The sub 48 hour overnighter (S48O) is a great way of getting away for a couple of days on the bike, on your own or with friends, to roads and trails you know well or somewhere entirely new. It would seem from various sections of the media (particularly social media) that this is something new, but Cyclotourists have been doing this over spare weekends for decades, and doing it on a vintage bike adds another dimension. Though the pull of buying a gravel/grinduro/endurance/gnarmac bike is strong purely on the level that it’s another bike to add to the collection I have found that there were bikes already in my stable more than capable of covering 100 miles or so over a couple of days loaded with kit. A vintage bike S48O is easy to do, fairly cheap and makes for a wonderful escape.

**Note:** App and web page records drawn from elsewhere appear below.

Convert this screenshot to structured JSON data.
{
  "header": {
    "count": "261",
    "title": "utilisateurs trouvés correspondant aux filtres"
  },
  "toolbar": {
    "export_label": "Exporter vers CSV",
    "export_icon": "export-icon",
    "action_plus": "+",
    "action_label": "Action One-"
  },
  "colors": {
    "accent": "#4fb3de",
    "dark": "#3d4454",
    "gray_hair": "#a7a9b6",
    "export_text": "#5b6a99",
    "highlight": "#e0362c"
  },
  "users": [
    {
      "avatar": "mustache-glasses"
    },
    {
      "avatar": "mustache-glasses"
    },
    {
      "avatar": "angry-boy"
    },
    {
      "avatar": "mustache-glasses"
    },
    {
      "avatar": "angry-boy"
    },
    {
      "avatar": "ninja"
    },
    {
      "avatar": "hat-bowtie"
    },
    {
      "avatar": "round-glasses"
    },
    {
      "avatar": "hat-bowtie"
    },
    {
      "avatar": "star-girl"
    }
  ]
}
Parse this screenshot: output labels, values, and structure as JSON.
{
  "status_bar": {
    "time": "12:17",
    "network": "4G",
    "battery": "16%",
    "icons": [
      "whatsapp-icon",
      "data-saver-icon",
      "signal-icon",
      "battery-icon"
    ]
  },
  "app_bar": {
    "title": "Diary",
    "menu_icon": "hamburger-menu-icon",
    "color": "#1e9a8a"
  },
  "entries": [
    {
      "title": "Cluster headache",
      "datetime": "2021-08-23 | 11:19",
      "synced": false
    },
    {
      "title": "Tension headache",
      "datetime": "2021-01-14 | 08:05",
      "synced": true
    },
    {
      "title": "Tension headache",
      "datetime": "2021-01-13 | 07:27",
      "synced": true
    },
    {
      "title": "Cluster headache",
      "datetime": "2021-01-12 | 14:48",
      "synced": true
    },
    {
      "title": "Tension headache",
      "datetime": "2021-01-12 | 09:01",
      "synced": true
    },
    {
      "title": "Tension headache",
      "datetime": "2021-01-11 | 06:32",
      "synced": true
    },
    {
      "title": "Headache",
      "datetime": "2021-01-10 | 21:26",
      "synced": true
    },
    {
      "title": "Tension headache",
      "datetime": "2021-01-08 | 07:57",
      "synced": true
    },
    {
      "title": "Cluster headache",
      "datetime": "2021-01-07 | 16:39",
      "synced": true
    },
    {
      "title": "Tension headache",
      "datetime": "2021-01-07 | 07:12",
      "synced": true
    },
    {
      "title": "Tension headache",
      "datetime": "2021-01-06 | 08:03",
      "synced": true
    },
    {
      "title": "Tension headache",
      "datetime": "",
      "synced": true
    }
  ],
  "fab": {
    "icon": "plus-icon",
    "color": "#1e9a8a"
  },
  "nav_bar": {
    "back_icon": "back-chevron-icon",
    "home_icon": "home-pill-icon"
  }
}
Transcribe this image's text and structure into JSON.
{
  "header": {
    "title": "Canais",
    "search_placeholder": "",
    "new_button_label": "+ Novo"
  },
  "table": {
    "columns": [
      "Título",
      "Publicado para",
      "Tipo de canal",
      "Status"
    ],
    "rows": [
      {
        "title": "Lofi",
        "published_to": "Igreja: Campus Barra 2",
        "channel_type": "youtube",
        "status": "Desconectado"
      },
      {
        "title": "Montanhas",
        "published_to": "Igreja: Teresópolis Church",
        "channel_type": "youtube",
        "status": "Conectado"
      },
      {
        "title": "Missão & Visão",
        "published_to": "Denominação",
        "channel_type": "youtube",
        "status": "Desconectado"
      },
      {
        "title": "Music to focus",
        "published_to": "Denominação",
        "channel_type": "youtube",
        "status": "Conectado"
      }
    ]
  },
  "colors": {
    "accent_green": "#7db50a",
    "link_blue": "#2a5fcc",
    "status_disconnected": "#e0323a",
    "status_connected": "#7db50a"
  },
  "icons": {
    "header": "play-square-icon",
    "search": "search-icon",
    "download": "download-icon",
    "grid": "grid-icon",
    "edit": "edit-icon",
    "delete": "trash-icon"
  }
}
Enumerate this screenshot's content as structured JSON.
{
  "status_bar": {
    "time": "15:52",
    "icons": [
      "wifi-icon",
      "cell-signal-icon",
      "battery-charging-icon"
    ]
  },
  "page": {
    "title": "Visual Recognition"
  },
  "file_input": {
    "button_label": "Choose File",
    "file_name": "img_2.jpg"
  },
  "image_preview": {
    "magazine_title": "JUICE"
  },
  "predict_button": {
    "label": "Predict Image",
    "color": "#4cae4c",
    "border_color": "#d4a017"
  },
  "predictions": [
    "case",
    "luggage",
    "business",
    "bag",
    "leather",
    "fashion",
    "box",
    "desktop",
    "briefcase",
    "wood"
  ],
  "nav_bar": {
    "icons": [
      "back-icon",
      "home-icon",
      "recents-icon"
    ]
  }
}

Because of the short-ish journey time you probably won’t get too far (for me 50-60 miles on road and 25-35 miles off road is a great pace) and you therefore probably don’t need to pack too much kit. In summer months a bivvy bag and light sleeping bag is sufficient, a proper tent and a thicker bag might be needed in Spring/Autumn (depending on where you are going obviously!) but generally I don’t pack any cooking equipment and little in the way of clothes or spare parts. This means that you can get away without pannier bags, and if you can be assured dry weather you don’t need a bike with mudguards either, so any road bike with a few bags can work. There are some great luggage options that come under the ‘bike-packing’ category, no brackets, racks or special braze-ons necessary, but you can get an awful lot into the combination of a saddlebag and bar bag, and with the addition of a small frame bag too this should be plenty for a light summer trip.
One of the joys of using a vintage bike for trips like these is you really get to spend some time on them and appreciate the ride, I use vintage bikes for nearly everything from Touring to the commute. On day rides and commuting in particular I don’t have a lot of time to reflect on what it is I enjoy about riding them though, a couple of days back to back in the saddle means I start to notice all the little things, a nicely shaped lug, the flex in a particular frame or just how smoothly I can get friction shifters to work with a bit of practise! Because, for me certainly, these trips are not about riding huge distances, or going particularly quickly they offer the ideal pace to explore, and I don’t need the highest performance, lightest or most up to date bike for that. There is no guilt in stopping for ice cream (twice), or getting off the bike to go and paddle in the sea, there is just a sense of freedom and almost of timelessness. And therein lies the other great feeling of riding a vintage bike S48O – the connection with the past, that feeling that you could be travelling these same roads but 20, 30, 40 (delete as applicable) etc years ago, on the same equipment and enjoying the same freedom.